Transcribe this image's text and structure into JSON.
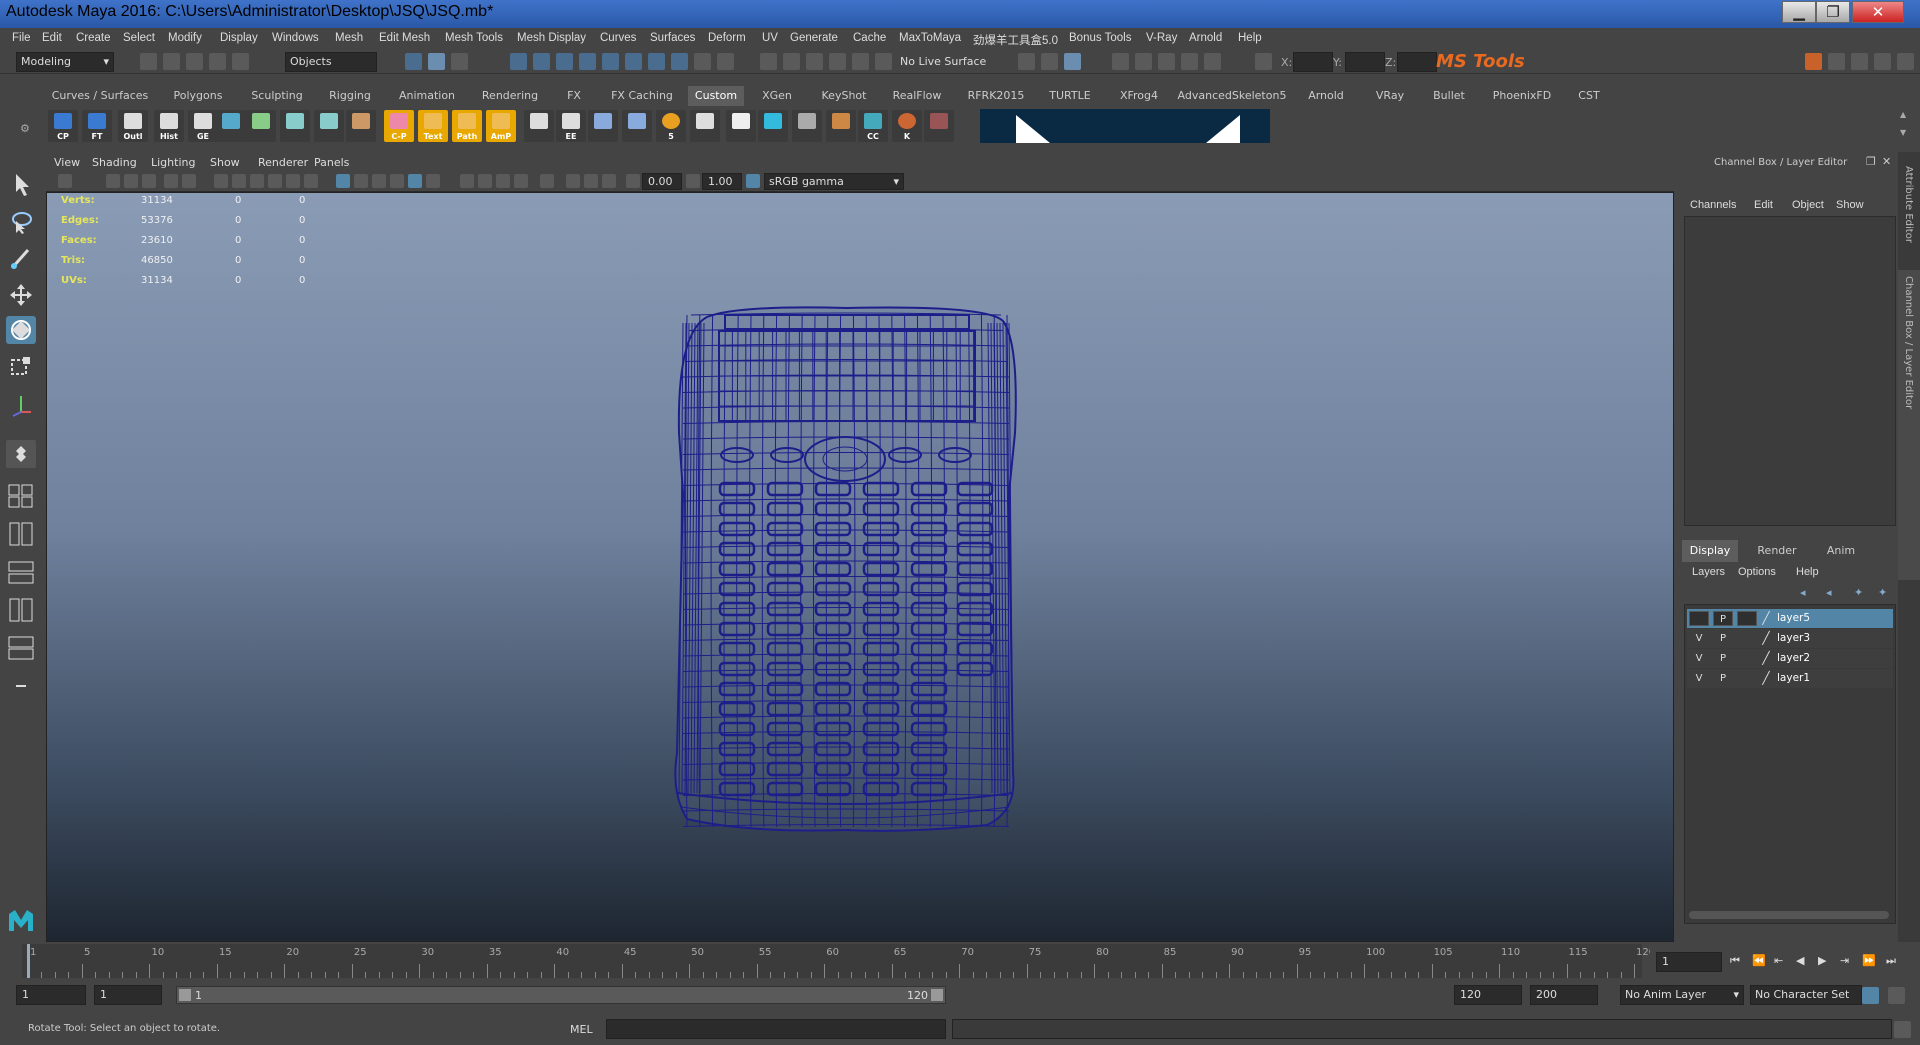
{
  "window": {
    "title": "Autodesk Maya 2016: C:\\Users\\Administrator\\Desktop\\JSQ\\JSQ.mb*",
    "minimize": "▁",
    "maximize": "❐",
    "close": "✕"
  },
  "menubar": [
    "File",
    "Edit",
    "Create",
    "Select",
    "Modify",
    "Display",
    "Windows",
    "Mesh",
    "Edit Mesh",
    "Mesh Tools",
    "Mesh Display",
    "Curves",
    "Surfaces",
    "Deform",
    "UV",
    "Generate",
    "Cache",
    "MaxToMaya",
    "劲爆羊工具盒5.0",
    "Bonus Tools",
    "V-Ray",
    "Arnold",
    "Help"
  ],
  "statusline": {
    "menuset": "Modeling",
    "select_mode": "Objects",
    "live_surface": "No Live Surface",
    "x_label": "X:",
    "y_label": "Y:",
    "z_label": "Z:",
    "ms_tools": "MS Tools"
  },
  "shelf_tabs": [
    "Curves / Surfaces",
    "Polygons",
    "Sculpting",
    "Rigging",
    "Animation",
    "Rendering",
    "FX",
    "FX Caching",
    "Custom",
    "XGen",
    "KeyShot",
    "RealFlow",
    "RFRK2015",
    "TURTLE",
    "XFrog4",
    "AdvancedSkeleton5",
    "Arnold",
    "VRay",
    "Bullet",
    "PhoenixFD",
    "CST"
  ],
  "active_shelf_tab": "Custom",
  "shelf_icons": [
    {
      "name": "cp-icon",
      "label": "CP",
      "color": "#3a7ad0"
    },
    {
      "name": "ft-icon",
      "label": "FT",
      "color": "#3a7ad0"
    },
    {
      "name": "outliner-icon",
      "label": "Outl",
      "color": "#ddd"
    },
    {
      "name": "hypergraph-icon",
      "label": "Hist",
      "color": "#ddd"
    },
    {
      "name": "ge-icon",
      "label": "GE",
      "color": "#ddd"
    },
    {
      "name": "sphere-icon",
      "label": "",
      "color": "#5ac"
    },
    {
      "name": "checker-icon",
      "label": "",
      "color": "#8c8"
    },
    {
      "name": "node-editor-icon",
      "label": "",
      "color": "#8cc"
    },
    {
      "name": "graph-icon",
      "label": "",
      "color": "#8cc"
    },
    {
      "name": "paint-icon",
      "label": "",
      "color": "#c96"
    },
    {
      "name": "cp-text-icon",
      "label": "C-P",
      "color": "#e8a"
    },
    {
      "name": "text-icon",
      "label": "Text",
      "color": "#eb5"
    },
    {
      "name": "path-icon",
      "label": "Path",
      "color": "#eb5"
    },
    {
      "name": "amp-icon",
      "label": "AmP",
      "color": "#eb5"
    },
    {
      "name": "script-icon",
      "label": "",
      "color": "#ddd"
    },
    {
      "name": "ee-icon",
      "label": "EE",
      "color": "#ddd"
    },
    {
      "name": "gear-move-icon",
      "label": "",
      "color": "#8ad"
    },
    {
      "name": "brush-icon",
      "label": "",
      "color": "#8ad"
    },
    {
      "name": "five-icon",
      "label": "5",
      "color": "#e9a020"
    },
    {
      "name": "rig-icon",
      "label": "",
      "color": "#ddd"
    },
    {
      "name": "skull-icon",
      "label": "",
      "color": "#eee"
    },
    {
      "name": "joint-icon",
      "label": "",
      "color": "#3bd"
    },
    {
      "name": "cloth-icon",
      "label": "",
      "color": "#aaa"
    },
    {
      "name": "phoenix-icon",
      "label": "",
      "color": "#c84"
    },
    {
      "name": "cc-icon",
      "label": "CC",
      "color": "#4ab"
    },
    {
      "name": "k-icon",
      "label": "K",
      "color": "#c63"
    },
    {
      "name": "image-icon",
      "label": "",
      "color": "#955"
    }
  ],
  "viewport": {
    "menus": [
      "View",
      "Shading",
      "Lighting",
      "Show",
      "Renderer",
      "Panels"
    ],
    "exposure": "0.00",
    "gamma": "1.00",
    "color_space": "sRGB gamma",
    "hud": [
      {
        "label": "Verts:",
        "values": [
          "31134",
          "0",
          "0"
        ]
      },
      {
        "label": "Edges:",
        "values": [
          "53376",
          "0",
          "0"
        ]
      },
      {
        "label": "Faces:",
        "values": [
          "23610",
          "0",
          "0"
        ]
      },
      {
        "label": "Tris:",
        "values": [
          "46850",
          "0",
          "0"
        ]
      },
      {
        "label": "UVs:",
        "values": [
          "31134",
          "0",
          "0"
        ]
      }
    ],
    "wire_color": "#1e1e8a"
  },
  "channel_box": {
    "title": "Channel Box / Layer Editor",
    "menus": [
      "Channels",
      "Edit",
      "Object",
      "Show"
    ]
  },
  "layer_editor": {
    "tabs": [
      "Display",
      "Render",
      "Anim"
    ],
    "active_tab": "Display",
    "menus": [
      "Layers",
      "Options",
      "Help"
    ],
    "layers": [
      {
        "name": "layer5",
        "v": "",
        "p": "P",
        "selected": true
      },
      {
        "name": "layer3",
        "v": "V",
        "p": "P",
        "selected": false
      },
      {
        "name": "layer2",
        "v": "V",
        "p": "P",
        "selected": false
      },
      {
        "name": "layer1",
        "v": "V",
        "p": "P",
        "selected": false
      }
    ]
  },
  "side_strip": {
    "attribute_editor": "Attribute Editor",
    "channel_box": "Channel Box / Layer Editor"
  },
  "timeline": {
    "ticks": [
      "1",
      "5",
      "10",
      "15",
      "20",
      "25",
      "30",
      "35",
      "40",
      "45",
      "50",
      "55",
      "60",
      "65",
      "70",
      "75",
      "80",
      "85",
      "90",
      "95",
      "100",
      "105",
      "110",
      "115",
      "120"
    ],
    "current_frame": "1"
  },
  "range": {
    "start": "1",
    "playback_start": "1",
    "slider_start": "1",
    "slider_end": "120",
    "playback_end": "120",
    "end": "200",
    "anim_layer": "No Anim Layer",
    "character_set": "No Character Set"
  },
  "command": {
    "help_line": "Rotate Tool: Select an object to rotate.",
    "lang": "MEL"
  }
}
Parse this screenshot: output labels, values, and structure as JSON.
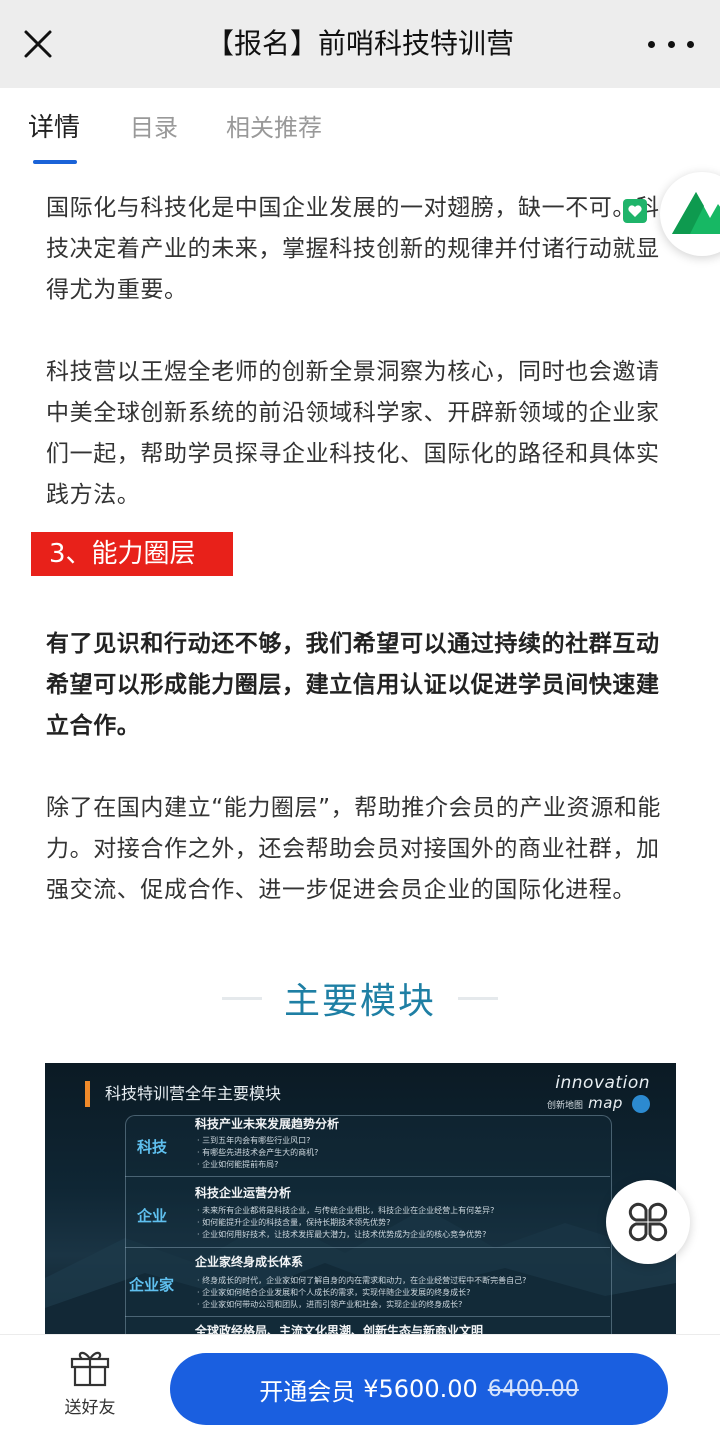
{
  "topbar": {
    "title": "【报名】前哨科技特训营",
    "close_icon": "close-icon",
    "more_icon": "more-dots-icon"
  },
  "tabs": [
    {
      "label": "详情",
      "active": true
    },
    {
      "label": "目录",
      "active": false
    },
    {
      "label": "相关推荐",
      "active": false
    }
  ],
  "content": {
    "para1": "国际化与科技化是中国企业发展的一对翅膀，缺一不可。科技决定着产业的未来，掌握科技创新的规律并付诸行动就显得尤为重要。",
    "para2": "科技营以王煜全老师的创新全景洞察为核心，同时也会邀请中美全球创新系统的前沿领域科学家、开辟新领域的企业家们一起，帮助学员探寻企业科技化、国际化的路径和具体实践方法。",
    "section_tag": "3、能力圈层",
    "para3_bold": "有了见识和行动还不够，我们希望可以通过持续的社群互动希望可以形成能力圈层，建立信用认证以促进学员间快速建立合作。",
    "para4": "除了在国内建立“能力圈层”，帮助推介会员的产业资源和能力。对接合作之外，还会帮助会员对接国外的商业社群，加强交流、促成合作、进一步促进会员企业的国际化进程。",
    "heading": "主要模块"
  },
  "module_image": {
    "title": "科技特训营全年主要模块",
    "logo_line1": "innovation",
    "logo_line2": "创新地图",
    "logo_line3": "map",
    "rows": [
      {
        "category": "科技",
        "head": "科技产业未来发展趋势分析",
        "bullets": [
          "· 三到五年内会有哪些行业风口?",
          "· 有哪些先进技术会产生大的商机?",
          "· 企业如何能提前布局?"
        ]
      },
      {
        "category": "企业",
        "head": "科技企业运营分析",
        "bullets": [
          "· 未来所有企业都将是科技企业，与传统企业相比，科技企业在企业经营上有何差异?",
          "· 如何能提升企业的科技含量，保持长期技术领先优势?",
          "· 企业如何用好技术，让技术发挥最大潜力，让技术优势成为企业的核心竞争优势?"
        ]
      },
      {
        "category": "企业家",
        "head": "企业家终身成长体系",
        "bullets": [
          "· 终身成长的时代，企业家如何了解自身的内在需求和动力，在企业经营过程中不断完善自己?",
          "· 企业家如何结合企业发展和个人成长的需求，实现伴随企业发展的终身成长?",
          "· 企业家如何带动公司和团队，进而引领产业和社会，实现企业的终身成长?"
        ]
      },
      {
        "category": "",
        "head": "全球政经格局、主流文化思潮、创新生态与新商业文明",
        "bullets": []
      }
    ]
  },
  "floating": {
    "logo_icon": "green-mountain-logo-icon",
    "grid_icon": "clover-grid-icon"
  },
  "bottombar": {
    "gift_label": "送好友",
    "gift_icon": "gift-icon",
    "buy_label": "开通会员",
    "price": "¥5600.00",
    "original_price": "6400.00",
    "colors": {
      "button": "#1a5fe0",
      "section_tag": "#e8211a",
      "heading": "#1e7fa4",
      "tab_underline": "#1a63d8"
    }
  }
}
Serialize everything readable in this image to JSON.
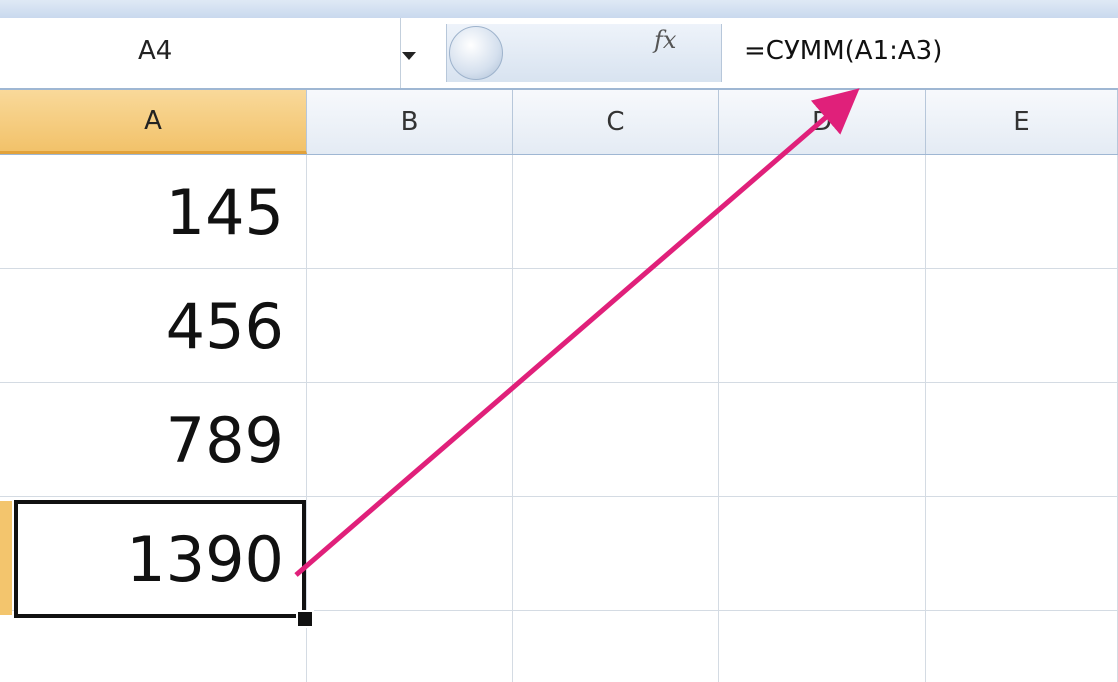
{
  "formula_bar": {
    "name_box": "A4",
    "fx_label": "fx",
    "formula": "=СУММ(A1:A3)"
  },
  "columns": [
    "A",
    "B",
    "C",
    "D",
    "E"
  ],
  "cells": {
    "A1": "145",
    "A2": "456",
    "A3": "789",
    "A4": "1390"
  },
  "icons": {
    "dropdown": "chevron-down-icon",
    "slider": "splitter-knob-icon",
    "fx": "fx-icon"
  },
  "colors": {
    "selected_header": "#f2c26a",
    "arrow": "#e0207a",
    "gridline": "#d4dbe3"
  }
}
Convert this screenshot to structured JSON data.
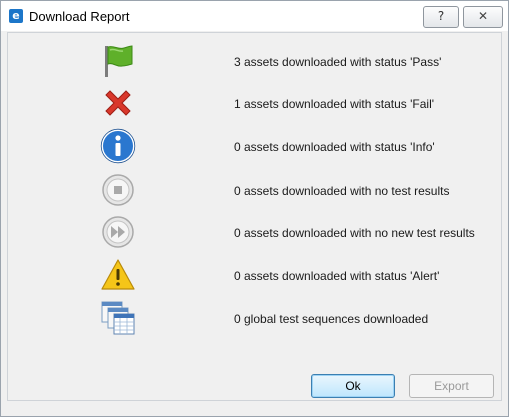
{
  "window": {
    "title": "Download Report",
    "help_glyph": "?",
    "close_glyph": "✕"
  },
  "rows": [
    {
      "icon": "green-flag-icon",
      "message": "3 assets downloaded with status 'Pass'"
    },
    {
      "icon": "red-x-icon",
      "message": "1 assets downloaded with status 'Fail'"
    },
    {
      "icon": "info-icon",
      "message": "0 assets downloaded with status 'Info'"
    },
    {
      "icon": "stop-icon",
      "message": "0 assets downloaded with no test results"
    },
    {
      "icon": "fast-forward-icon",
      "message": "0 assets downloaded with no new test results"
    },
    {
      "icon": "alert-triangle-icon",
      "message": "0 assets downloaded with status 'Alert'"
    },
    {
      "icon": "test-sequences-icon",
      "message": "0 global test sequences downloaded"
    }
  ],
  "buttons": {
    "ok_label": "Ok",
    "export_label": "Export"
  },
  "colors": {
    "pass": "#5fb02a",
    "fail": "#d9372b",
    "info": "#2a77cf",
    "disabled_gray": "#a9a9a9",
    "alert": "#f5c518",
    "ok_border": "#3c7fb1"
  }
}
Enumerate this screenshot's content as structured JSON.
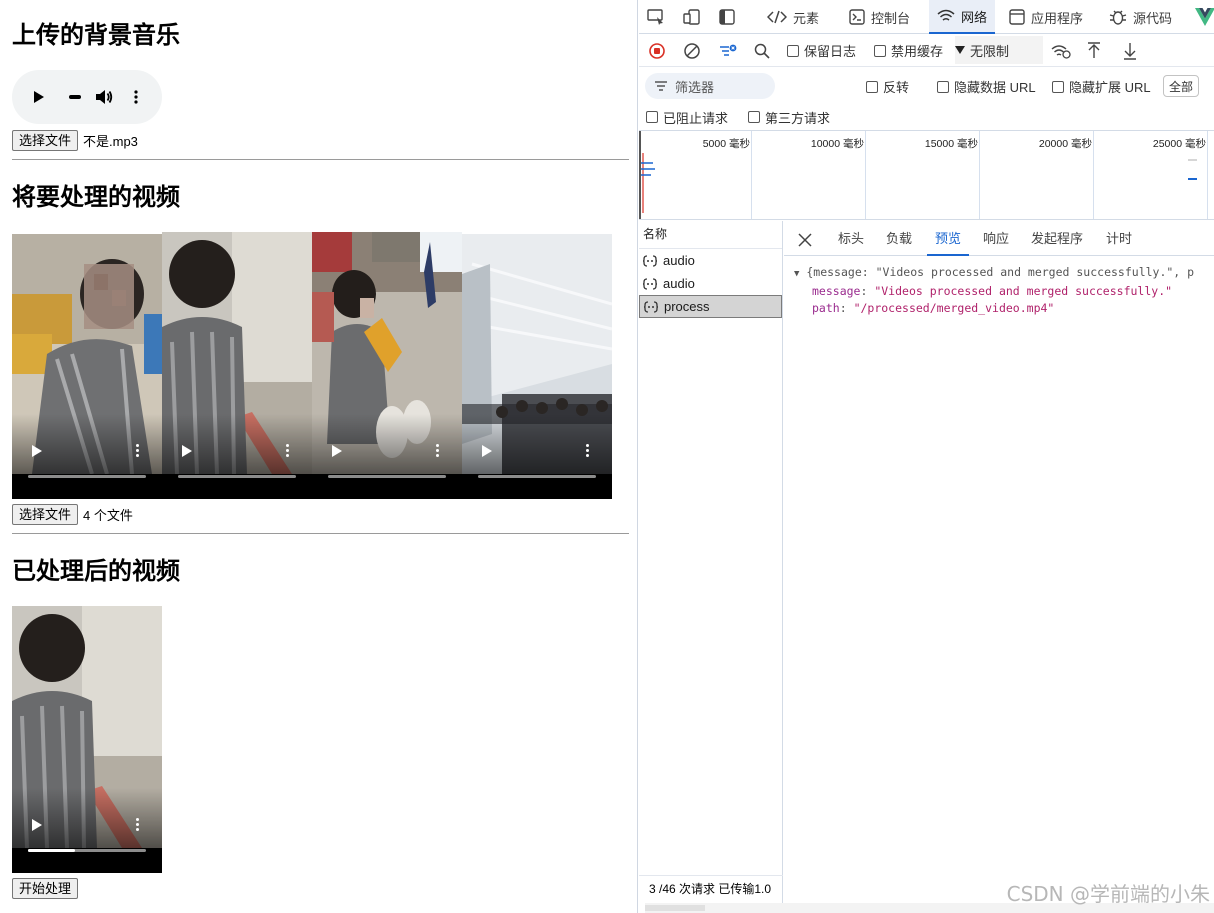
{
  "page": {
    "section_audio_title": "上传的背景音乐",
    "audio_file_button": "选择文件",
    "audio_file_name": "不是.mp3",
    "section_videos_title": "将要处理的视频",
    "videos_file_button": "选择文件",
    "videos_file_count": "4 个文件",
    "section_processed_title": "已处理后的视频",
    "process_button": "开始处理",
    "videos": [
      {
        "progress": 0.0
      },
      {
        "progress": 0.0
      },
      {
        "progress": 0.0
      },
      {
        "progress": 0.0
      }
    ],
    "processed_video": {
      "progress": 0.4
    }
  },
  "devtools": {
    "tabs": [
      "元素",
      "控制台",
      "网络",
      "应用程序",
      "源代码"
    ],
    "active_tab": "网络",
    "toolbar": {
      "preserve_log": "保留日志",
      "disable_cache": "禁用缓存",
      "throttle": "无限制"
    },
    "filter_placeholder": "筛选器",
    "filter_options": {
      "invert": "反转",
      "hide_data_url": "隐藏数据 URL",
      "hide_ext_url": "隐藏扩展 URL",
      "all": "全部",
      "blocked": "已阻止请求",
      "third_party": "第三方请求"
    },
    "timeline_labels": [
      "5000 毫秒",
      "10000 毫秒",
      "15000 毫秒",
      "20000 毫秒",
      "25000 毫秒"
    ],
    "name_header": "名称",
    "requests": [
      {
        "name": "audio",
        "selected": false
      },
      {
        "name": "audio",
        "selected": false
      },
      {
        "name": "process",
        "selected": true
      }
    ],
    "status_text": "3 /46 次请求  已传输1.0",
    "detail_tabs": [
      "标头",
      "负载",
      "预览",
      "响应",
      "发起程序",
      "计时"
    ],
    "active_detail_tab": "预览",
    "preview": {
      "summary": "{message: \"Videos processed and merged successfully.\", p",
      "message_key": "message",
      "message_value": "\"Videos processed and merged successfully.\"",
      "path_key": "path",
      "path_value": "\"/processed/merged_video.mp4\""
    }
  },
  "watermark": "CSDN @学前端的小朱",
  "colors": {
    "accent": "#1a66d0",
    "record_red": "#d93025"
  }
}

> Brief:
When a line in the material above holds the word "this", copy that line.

> Written response:
Transcribe this image's text and structure into JSON.
Parse this screenshot: output labels, values, and structure as JSON.
Serialize everything readable in this image to JSON.
Convert this screenshot to structured JSON data.
Enumerate this screenshot's content as structured JSON.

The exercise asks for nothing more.